GEORGE W. WHITE, attorney at law, land and insurance agent, notary public, represents the Home of New York, Aetna of Hartford, Conn., Phoenix of Hartford, Conn., Phoenix of Brooklyn, N. Y., Sun of London, England, American Central, St. Louis, Mo. Mr. White was born in Richmond, Chittenden Co., Vt., January 22, 1816; moved with his parents to Waterbury, Vt., at the age of two years; received his school education in the common school of the town; December, 1835, embarked as a soldier to the then Territory of Florida, to put down the Seminoles; remained there two years and four months, and on the tenth day of May, 1838, left Florida for the Cherokee Nation, North Carolina, under the command of Gen. Winfield Scott. In August, 1838, went with the regiment to Charleston, S. C., thence to New York, thence to Plattsburg, N. Y., thence to Troy, Vt., where, on the fourth day of December, 1838, was honorably discharged from the service of the United States. Immediately returned home to Waterbury; went to Waitsfield, Vt., in 1839; commenced the study of law with B. F. Adams; was admitted to the Bar in 1841; in 1842, May 5, was married to Miss Lois L. Foster, of Jericho, Vt. In 1847, moved to Wisconsin, where he engaged in farming for a time.
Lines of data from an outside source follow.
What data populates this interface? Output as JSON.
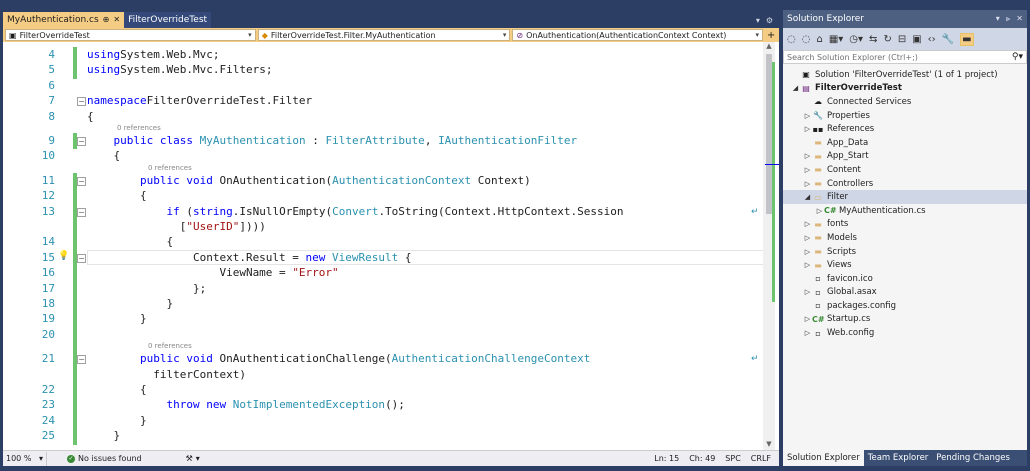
{
  "editor": {
    "tabs": [
      {
        "label": "MyAuthentication.cs",
        "active": true,
        "pin": "⊕",
        "close": "✕"
      },
      {
        "label": "FilterOverrideTest",
        "active": false
      }
    ],
    "tab_strip_icons": [
      "▾",
      "⚙"
    ],
    "nav": {
      "project": "FilterOverrideTest",
      "class": "FilterOverrideTest.Filter.MyAuthentication",
      "member": "OnAuthentication(AuthenticationContext Context)",
      "split_icon": "+"
    },
    "lines": [
      {
        "n": "4",
        "segs": [
          [
            "kw",
            "using"
          ],
          [
            "",
            "System.Web.Mvc;"
          ]
        ]
      },
      {
        "n": "5",
        "segs": [
          [
            "kw",
            "using"
          ],
          [
            "",
            "System.Web.Mvc.Filters;"
          ]
        ]
      },
      {
        "n": "6",
        "segs": []
      },
      {
        "n": "7",
        "segs": [
          [
            "kw",
            "namespace"
          ],
          [
            "",
            "FilterOverrideTest.Filter"
          ]
        ]
      },
      {
        "n": "8",
        "segs": [
          [
            "",
            "{"
          ]
        ]
      },
      {
        "n": "9",
        "segs": [
          [
            "",
            "    "
          ],
          [
            "kw",
            "public"
          ],
          [
            "",
            ""
          ],
          [
            "kw",
            "class"
          ],
          [
            "",
            ""
          ],
          [
            "ty",
            "MyAuthentication"
          ],
          [
            "",
            " : "
          ],
          [
            "ty",
            "FilterAttribute"
          ],
          [
            "",
            ", "
          ],
          [
            "ty",
            "IAuthenticationFilter"
          ]
        ]
      },
      {
        "n": "10",
        "segs": [
          [
            "",
            "    {"
          ]
        ]
      },
      {
        "n": "11",
        "segs": [
          [
            "",
            "        "
          ],
          [
            "kw",
            "public"
          ],
          [
            "",
            ""
          ],
          [
            "kw",
            "void"
          ],
          [
            "",
            " OnAuthentication("
          ],
          [
            "ty",
            "AuthenticationContext"
          ],
          [
            "",
            " Context)"
          ]
        ]
      },
      {
        "n": "12",
        "segs": [
          [
            "",
            "        {"
          ]
        ]
      },
      {
        "n": "13",
        "segs": [
          [
            "",
            "            "
          ],
          [
            "kw",
            "if"
          ],
          [
            "",
            " ("
          ],
          [
            "kw",
            "string"
          ],
          [
            "",
            ".IsNullOrEmpty("
          ],
          [
            "ty",
            "Convert"
          ],
          [
            "",
            ".ToString(Context.HttpContext.Session"
          ]
        ]
      },
      {
        "n": "",
        "segs": [
          [
            "",
            "              ["
          ],
          [
            "st",
            "\"UserID\""
          ],
          [
            "",
            "])))"
          ]
        ]
      },
      {
        "n": "14",
        "segs": [
          [
            "",
            "            {"
          ]
        ]
      },
      {
        "n": "15",
        "segs": [
          [
            "",
            "                Context.Result = "
          ],
          [
            "kw",
            "new"
          ],
          [
            "",
            ""
          ],
          [
            "ty",
            "ViewResult"
          ],
          [
            "",
            " {"
          ]
        ]
      },
      {
        "n": "16",
        "segs": [
          [
            "",
            "                    ViewName = "
          ],
          [
            "st",
            "\"Error\""
          ]
        ]
      },
      {
        "n": "17",
        "segs": [
          [
            "",
            "                };"
          ]
        ]
      },
      {
        "n": "18",
        "segs": [
          [
            "",
            "            }"
          ]
        ]
      },
      {
        "n": "19",
        "segs": [
          [
            "",
            "        }"
          ]
        ]
      },
      {
        "n": "20",
        "segs": []
      },
      {
        "n": "21",
        "segs": [
          [
            "",
            "        "
          ],
          [
            "kw",
            "public"
          ],
          [
            "",
            ""
          ],
          [
            "kw",
            "void"
          ],
          [
            "",
            " OnAuthenticationChallenge("
          ],
          [
            "ty",
            "AuthenticationChallengeContext"
          ]
        ]
      },
      {
        "n": "",
        "segs": [
          [
            "",
            "          filterContext)"
          ]
        ]
      },
      {
        "n": "22",
        "segs": [
          [
            "",
            "        {"
          ]
        ]
      },
      {
        "n": "23",
        "segs": [
          [
            "",
            "            "
          ],
          [
            "kw",
            "throw"
          ],
          [
            "",
            ""
          ],
          [
            "kw",
            "new"
          ],
          [
            "",
            ""
          ],
          [
            "ty",
            "NotImplementedException"
          ],
          [
            "",
            "();"
          ]
        ]
      },
      {
        "n": "24",
        "segs": [
          [
            "",
            "        }"
          ]
        ]
      },
      {
        "n": "25",
        "segs": [
          [
            "",
            "    }"
          ]
        ]
      }
    ],
    "codelens": [
      "0 references",
      "0 references",
      "0 references"
    ],
    "status": {
      "zoom": "100 %",
      "issues": "No issues found",
      "ln": "Ln: 15",
      "ch": "Ch: 49",
      "spc": "SPC",
      "crlf": "CRLF"
    }
  },
  "solution_explorer": {
    "title": "Solution Explorer",
    "title_icons": [
      "▾",
      "⫸",
      "✕"
    ],
    "search_placeholder": "Search Solution Explorer (Ctrl+;)",
    "tree": [
      {
        "label": "Solution 'FilterOverrideTest' (1 of 1 project)",
        "depth": 0,
        "exp": "",
        "icon": "▣",
        "icon_class": ""
      },
      {
        "label": "FilterOverrideTest",
        "depth": 0,
        "exp": "◢",
        "icon": "▤",
        "icon_class": "proj-ico",
        "bold": true
      },
      {
        "label": "Connected Services",
        "depth": 1,
        "exp": "",
        "icon": "☁",
        "icon_class": ""
      },
      {
        "label": "Properties",
        "depth": 1,
        "exp": "▷",
        "icon": "🔧",
        "icon_class": ""
      },
      {
        "label": "References",
        "depth": 1,
        "exp": "▷",
        "icon": "▪▪",
        "icon_class": ""
      },
      {
        "label": "App_Data",
        "depth": 1,
        "exp": "",
        "icon": "▬",
        "icon_class": "folder"
      },
      {
        "label": "App_Start",
        "depth": 1,
        "exp": "▷",
        "icon": "▬",
        "icon_class": "folder"
      },
      {
        "label": "Content",
        "depth": 1,
        "exp": "▷",
        "icon": "▬",
        "icon_class": "folder"
      },
      {
        "label": "Controllers",
        "depth": 1,
        "exp": "▷",
        "icon": "▬",
        "icon_class": "folder"
      },
      {
        "label": "Filter",
        "depth": 1,
        "exp": "◢",
        "icon": "▭",
        "icon_class": "folder",
        "selected": true
      },
      {
        "label": "MyAuthentication.cs",
        "depth": 2,
        "exp": "▷",
        "icon": "C#",
        "icon_class": "cs-ico"
      },
      {
        "label": "fonts",
        "depth": 1,
        "exp": "▷",
        "icon": "▬",
        "icon_class": "folder"
      },
      {
        "label": "Models",
        "depth": 1,
        "exp": "▷",
        "icon": "▬",
        "icon_class": "folder"
      },
      {
        "label": "Scripts",
        "depth": 1,
        "exp": "▷",
        "icon": "▬",
        "icon_class": "folder"
      },
      {
        "label": "Views",
        "depth": 1,
        "exp": "▷",
        "icon": "▬",
        "icon_class": "folder"
      },
      {
        "label": "favicon.ico",
        "depth": 1,
        "exp": "",
        "icon": "▫",
        "icon_class": ""
      },
      {
        "label": "Global.asax",
        "depth": 1,
        "exp": "▷",
        "icon": "▫",
        "icon_class": ""
      },
      {
        "label": "packages.config",
        "depth": 1,
        "exp": "",
        "icon": "▫",
        "icon_class": ""
      },
      {
        "label": "Startup.cs",
        "depth": 1,
        "exp": "▷",
        "icon": "C#",
        "icon_class": "cs-ico"
      },
      {
        "label": "Web.config",
        "depth": 1,
        "exp": "▷",
        "icon": "▫",
        "icon_class": ""
      }
    ],
    "tabs": [
      {
        "label": "Solution Explorer",
        "active": true
      },
      {
        "label": "Team Explorer",
        "active": false
      },
      {
        "label": "Pending Changes",
        "active": false
      }
    ]
  }
}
Moved to Waushara County, in 1853. Was admitted to the Bar and followed his profession till 1873, when he moved to Kansas. His wife died in Atchison, Kan., September 10, 1873, leaving two children, Julius R. and Ellen M. March, 1874, moved to Muscotah, Kan., and in December, 1874, was admitted to the bar and established his present business. Mr. W. is Police Judge of the city of Muscotah, Kan.

ISAAC B. WILCOX, farmer, was born in Delavan County, N. Y., Town of Harpersfield, April 11, 1834. He is the son of Alonzo B. and Hannah Wilcox, the former of English descent and the latter, whose maiden name was Swift, of Holland Dutch. They were engaged in farming in that State, and Isaac B. spent some of his time on the farm with them, and the rest was devoted to acquiring an education. He graduated from the State Normal School at Albany in 1854, and later took a course to fit himself for civil engineering. He then taught school until 1856, when he came West to Minnesota, where he followed surveying until 1860. At that time he removed to Missouri and was Chief Engineer in the survey of the Parkville and Grand River, R. R. Removed to Leavenworth, Kan., in 1863, and for some time was employed in the survey of the Kansas Pacific R. R., from that place to Lawrence under the supervision of John C. Fremont and Samuel Hallett. After this he took charge of twenty-eight miles of the Central Branch of the Missouri Pacific R. R., and later took contracts from the Government for the survey of lands in the western portion of the State of Kansas. Since 1867 he has made his home at Muscotah, and in the meantime has made large investments in real estate. He now owns land in Grasshopper and Kapioma Townships, all of which is under improvement. Mr. Wilcox's wife was formerly Miss Nannie J. Mooney, of West Virginia, whom he married at Plattsburgh, Mo., in 1865. He is a member of Muscotah Lodge, No. 164, of the A., F. & A. M.

ISAAC H. WILLARD, blacksmith, was born in Worcester County, Mass., October 18, 1850. Came with his parents to Kansas in 1865, living in Nemaha County on a farm. The subject of this sketch learned the blacksmith trade and afterwards worked at it in various places until 1877, when he removed to Muscotah and opened a shop for himself, and has met with decided success. He is a thorough mechanic and one who certainly understands his business. Mr. W. was married at Muscotah to Miss Bridget Mathews, of that place.

[TOC] [part 37] [part 35] [Cutler's History]